Brace yourself for one of the most aggressive corporate lobbying campaigns of all time. And one of the most hypocritical.
“Fix the Debt” is a coalition of more than 80 CEOs who claim they know best how to deal with our nation’s fiscal challenges. The group boasts a $60 million budget just for the initial phase of a massive media and lobbying campaign.
The irony is that CEOs in the coalition’s leadership have been major contributors to the national debt they now claim to know how to fix. These are guys who’ve mastered every tax-dodging trick in the book. And now that they’ve boosted their corporate profits by draining the public treasury, how do they propose we put our fiscal house back in order? By squeezing programs for the poor and elderly, including Social Security, Medicare, and Medicaid.
Fix the Debt claims their agenda is not just about spending cuts. But when it comes to their tax proposals, they use the slippery term “pro-growth reform” to push for cuts in deductions that are likely to include credits for working families and — you guessed it — more corporate tax breaks. Chief among these is a proposal to switch to a territorial system under which corporate foreign earnings would be permanently exempted (instead of being taxed when they are returned to America).
This idea, also supported by the Bowles-Simpson deficit commission, would make it even more profitable for big corporations to use accounting tricks to disguise U.S. profits as income earned in tax havens. Citizens for Tax Justice estimates that such tax haven abuse will cost the Treasury more than $1 trillion over the next decade.

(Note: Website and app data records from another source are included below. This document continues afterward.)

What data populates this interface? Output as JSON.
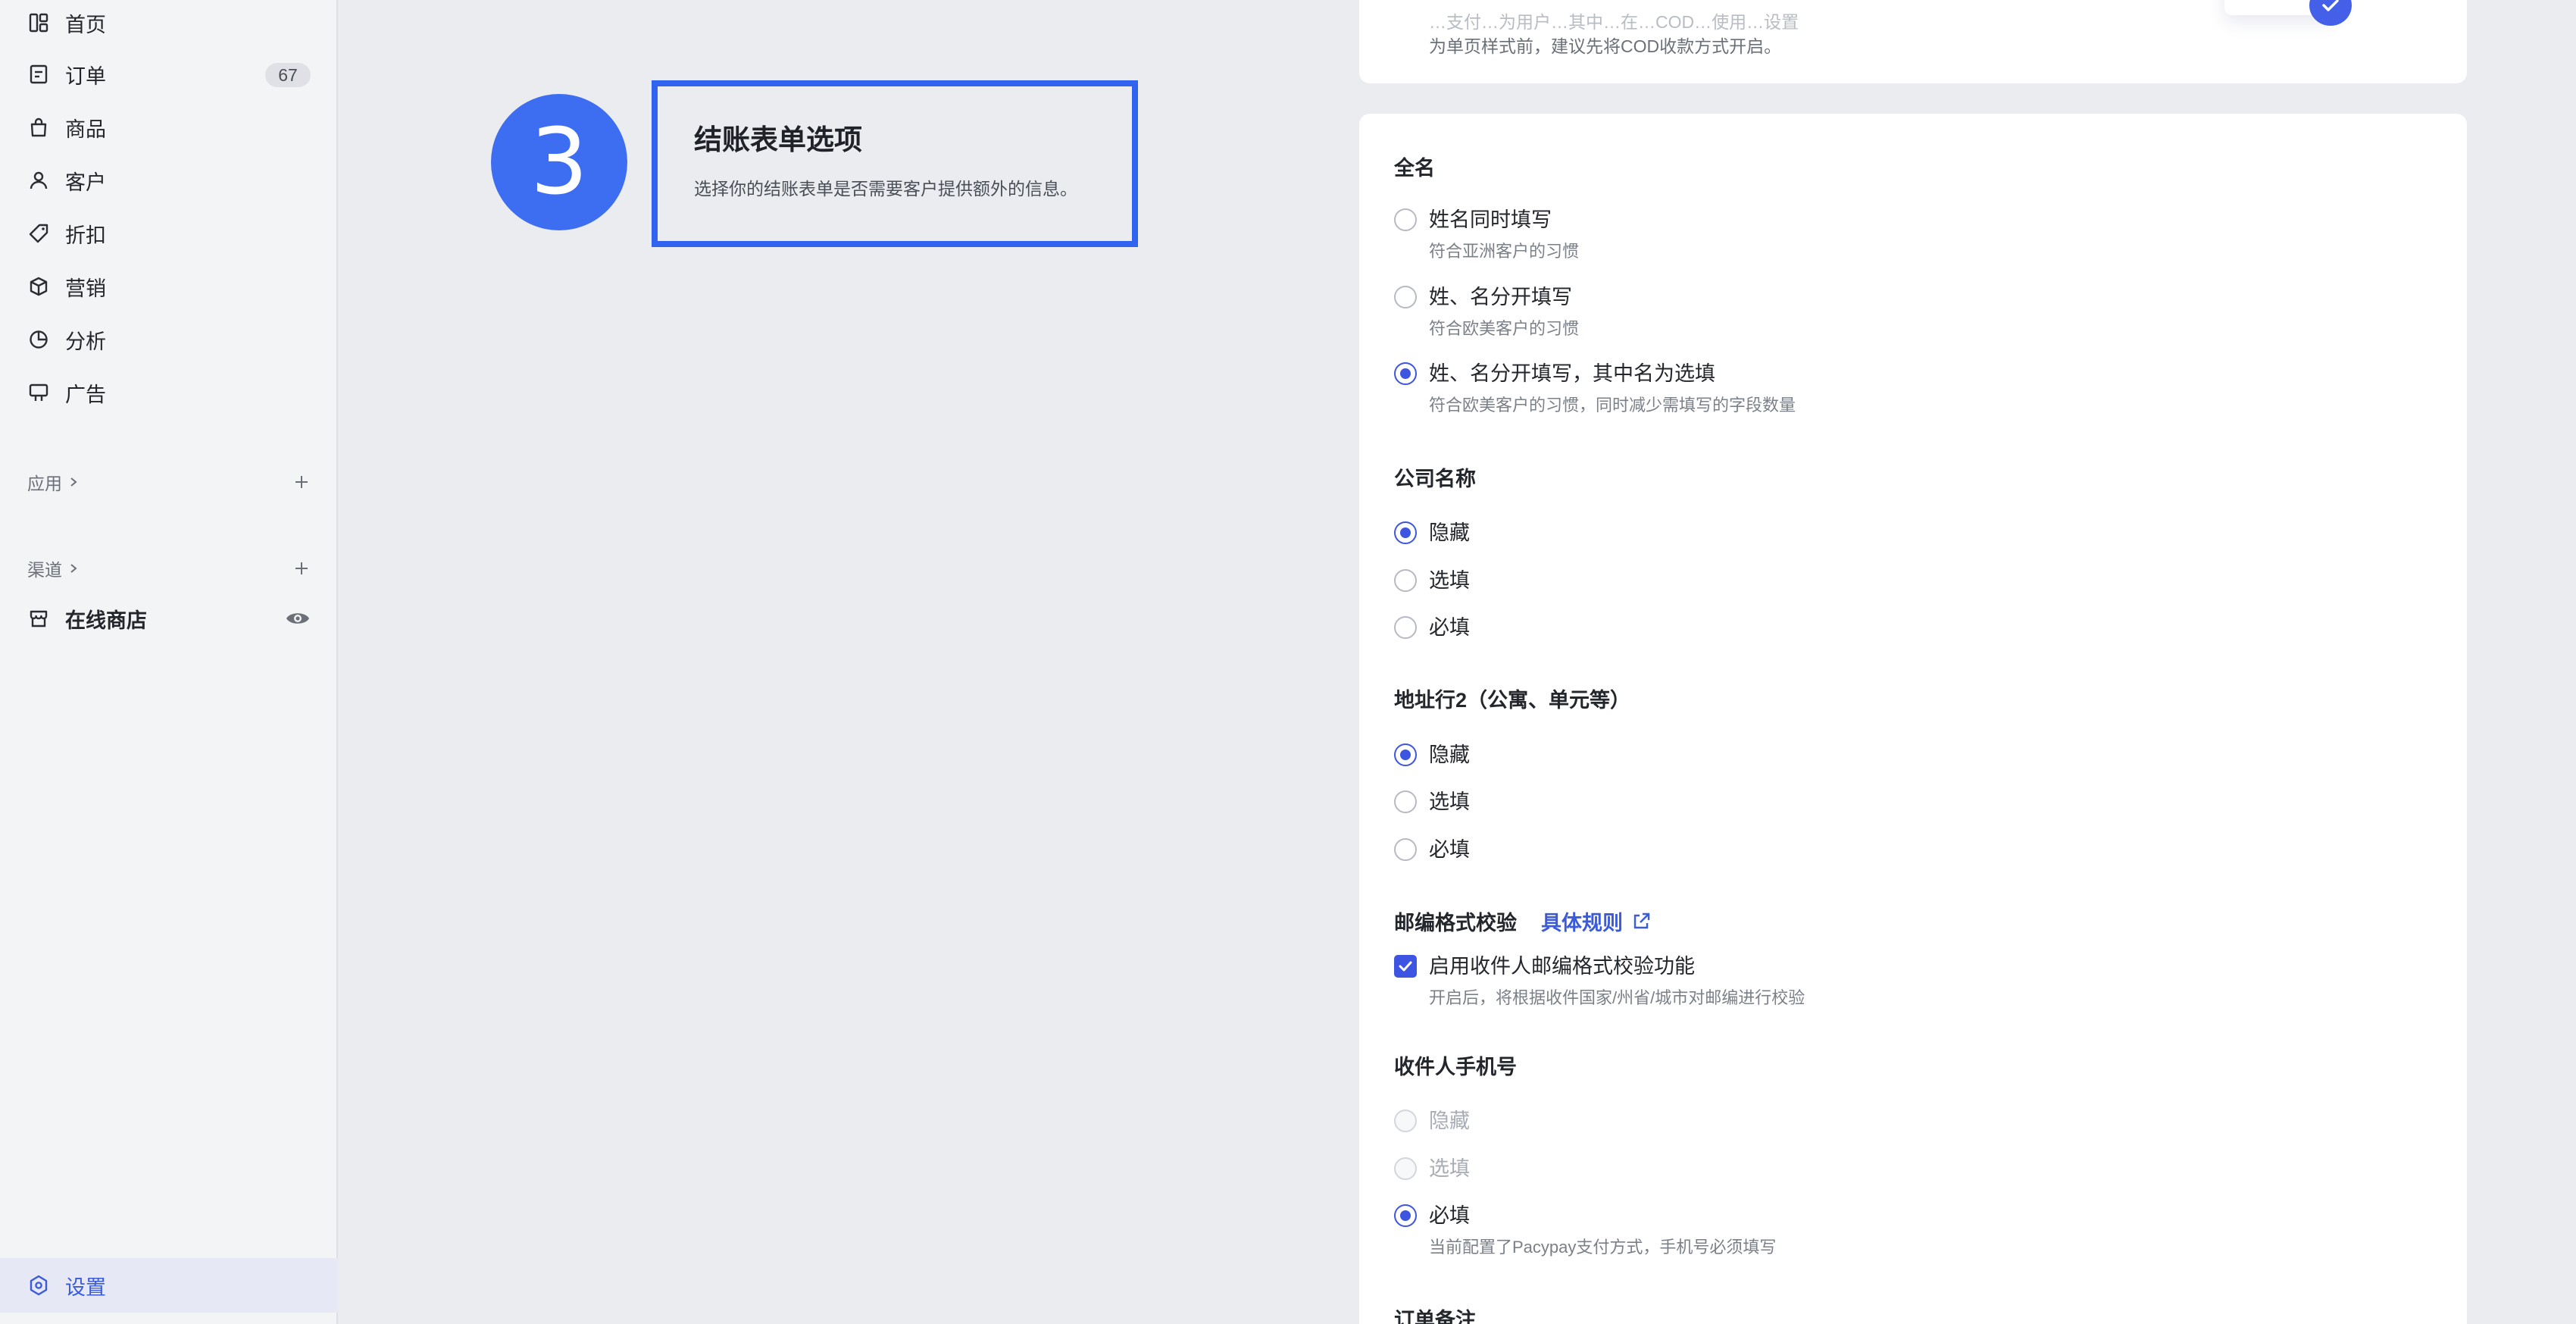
{
  "sidebar": {
    "items": [
      {
        "label": "首页",
        "icon": "home-icon"
      },
      {
        "label": "订单",
        "icon": "orders-icon",
        "badge": "67"
      },
      {
        "label": "商品",
        "icon": "shopping-bag-icon"
      },
      {
        "label": "客户",
        "icon": "user-icon"
      },
      {
        "label": "折扣",
        "icon": "tag-icon"
      },
      {
        "label": "营销",
        "icon": "cube-icon"
      },
      {
        "label": "分析",
        "icon": "pie-chart-icon"
      },
      {
        "label": "广告",
        "icon": "billboard-icon"
      }
    ],
    "apps_label": "应用",
    "channels_label": "渠道",
    "store_label": "在线商店",
    "settings_label": "设置"
  },
  "step": {
    "number": "3",
    "title": "结账表单选项",
    "description": "选择你的结账表单是否需要客户提供额外的信息。"
  },
  "top_card": {
    "line1": "…支付…为用户…其中…在…COD…使用…设置",
    "line2": "为单页样式前，建议先将COD收款方式开启。"
  },
  "form": {
    "fullname": {
      "title": "全名",
      "options": [
        {
          "label": "姓名同时填写",
          "sub": "符合亚洲客户的习惯",
          "selected": false
        },
        {
          "label": "姓、名分开填写",
          "sub": "符合欧美客户的习惯",
          "selected": false
        },
        {
          "label": "姓、名分开填写，其中名为选填",
          "sub": "符合欧美客户的习惯，同时减少需填写的字段数量",
          "selected": true
        }
      ]
    },
    "company": {
      "title": "公司名称",
      "options": [
        {
          "label": "隐藏",
          "selected": true
        },
        {
          "label": "选填",
          "selected": false
        },
        {
          "label": "必填",
          "selected": false
        }
      ]
    },
    "address2": {
      "title": "地址行2（公寓、单元等）",
      "options": [
        {
          "label": "隐藏",
          "selected": true
        },
        {
          "label": "选填",
          "selected": false
        },
        {
          "label": "必填",
          "selected": false
        }
      ]
    },
    "postal": {
      "title": "邮编格式校验",
      "link": "具体规则",
      "checkbox_label": "启用收件人邮编格式校验功能",
      "checkbox_sub": "开启后，将根据收件国家/州省/城市对邮编进行校验",
      "checked": true
    },
    "phone": {
      "title": "收件人手机号",
      "options": [
        {
          "label": "隐藏",
          "selected": false,
          "disabled": true
        },
        {
          "label": "选填",
          "selected": false,
          "disabled": true
        },
        {
          "label": "必填",
          "sub": "当前配置了Pacypay支付方式，手机号必须填写",
          "selected": true
        }
      ]
    },
    "order_note": {
      "title": "订单备注"
    }
  },
  "colors": {
    "accent": "#3d55e0",
    "step_blue": "#3d6ef2",
    "page_bg": "#eaecf0"
  }
}
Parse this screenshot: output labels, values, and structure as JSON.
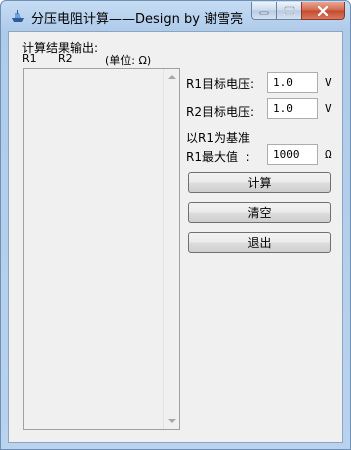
{
  "window": {
    "title": "分压电阻计算——Design by 谢雪亮",
    "buttons": {
      "minimize": "minimize",
      "maximize": "maximize",
      "close": "close"
    }
  },
  "output": {
    "heading": "计算结果输出:",
    "col_r1": "R1",
    "col_r2": "R2",
    "unit_note": "(单位: Ω)"
  },
  "form": {
    "r1_target_label": "R1目标电压:",
    "r1_target_value": "1.0",
    "r1_unit": "V",
    "r2_target_label": "R2目标电压:",
    "r2_target_value": "1.0",
    "r2_unit": "V",
    "base_note": "以R1为基准",
    "r1_max_label": "R1最大值  :",
    "r1_max_value": "1000",
    "r1_max_unit": "Ω"
  },
  "actions": {
    "calculate": "计算",
    "clear": "清空",
    "exit": "退出"
  },
  "colors": {
    "titlebar": "#b9d3ee",
    "client_bg": "#f0f0f0",
    "close_button": "#c44a2c"
  },
  "icons": {
    "app": "ship-icon",
    "min": "minimize-icon",
    "max": "maximize-icon",
    "close": "close-icon"
  }
}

So who are the CEOs who are telling the rest of us to be responsible and tighten our belts after they’ve spent decades stiffing the U.S. Treasury? Of the 80 members of Fix the Debt’s CEO Fiscal Leadership Council, here are 10 that stand out as the biggest hypocrites:
1. Jeffrey Immelt, General Electric
Perhaps no tax-dodging U.S. corporation has done more to drain the U.S. Treasury than General Electric. Over the last 10 years GE reported more than $80 billion in U.S. pre-tax profits and yet paid a federal corporate income tax rate of just 2.3%.
One of GE’s favorite tricks is the “Active Financing Exception.” U.S. corporations are supposed to pay U.S. taxes on interest income earned anywhere in the world. But GE enjoys this special exception for companies that have “captive” foreign finance subsidiaries, such as their credit card arm. The measure was repealed as part of fair taxation reforms in 1986, but GE led a successful lobbying effort to bring it back in 1997. Although the exception was supposed to be temporary, Congress has renewed it six times. And, despite all the public hand-wringing over the deficit, lawmakers are seriously considering extending this and other corporate loopholes before the end of the year.
2. Jim McNerney, Boeing
Last year, Boeing was one of 25 major U.S. firms that paid their CEO more than they paid Uncle Sam in corporate income taxes, according to an Institute for Policy Studies report. The aerospace giant enjoyed a $605 million tax refund in 2011, despite reporting more than $5 billion in U.S. pre-tax profits. CEO Jim McNerney made $18.4 million in personal compensation. In fact, Boeing is a serial tax dodger, having paid federal corporate income taxes in only two of the last 10 years.
One of the ways Boeing avoids paying taxes is by taking advantage of the Research and Experimentation Tax Credit, which saved the $137 million last year alone. Government investment in basic research is not a bad idea, but current R&D credits are structured in a way that primarily benefits large, well-resourced high-tech firms like Boeing that would probably do the research anyway. CEO McNerney also chairs the Business Roundtable, which aggressively lobbies for more corporate tax breaks.